As heated pennant races go, few, if any, match the 1951 dual between the New York Giants and Brooklyn Dodgers. Trailing by 12-1/2 games as late as August 14, the Giants closed the regular season on a 37-7 tear to force a deadlock and best-of-three playoff. This program was issued at the Polo Grounds for the dramatic finish of a three-game series punctuated by Bobby Thomson’s “Shot Heard 'Round the World.” The 20-page guide features unmarked scoring grids with pre-printed lineups and rosters that specifically date to that unforgettable series. The program presents beautifully. Cover is detached but present and, like the pages, is decidedly crisp. More on our website.
With scoring grids unmarked, the key element in dating this program to the October 2-3 playoff games at Polo Grounds is the appearance of Bill Sharman on the Dodgers roster.

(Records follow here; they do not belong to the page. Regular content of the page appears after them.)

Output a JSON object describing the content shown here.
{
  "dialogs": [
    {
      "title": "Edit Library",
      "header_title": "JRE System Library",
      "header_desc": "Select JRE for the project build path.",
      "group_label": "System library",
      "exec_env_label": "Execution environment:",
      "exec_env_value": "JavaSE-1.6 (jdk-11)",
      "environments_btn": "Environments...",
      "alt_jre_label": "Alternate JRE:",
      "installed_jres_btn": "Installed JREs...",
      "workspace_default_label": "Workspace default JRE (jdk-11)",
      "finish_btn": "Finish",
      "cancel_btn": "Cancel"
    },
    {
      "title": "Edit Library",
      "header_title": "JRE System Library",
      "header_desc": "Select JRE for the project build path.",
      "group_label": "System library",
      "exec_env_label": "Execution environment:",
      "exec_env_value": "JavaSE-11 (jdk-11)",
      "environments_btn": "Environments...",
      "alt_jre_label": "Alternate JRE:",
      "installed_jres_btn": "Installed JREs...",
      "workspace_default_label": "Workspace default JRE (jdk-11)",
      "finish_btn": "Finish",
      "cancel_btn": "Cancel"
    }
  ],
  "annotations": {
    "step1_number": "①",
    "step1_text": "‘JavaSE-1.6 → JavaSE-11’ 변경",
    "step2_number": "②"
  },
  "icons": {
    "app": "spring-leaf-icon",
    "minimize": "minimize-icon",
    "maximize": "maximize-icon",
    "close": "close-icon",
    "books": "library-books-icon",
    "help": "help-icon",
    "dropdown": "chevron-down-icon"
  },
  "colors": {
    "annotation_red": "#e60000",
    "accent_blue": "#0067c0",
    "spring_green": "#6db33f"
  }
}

Yes, this is the same Boston Celtics legend and four-time NBA champion who went on to the Basketball Hall of Fame. Prior to his hoops career, however, Sharman toiled for the Dodgers’ Class AA Fort Worth Cats affiliate in 1951. He was summoned to the parent club in late September and earned a somewhat dubious distinction. In the Dodgers’ September 27 contest at Braves Field with the score tied, 3-3 in the bottom of the eighth, Boston’s Bob Addis was ruled safe at the plate on a controversial call by umpire Frank Dascoli. Brooklyn catcher Roy Campanella threw his mitt down in disbelief and was ejected. Immediately, everyone in the Dodgers dugout (including Sharman) began screaming and was ejected and forced to leave. Thus, Sharman became the only man in Major League history to be ejected from a game without ever appearing in one.
Incidentally, with Pee Wee Reese representing the tying run at third base with only one out in the top of the 9th, the Dodgers were forced to send Wayne Terwilliger (.227) to the plate in place of Campanella. Terwilliger grounded to third, failing to drive home Reese and the Braves held on. The Dodgers’ lead was cut to just 1/2-game that day and many blame Dascoli, who was said to showboat in key situations such as the one in which he ejected Campanella and the Dodgers bench.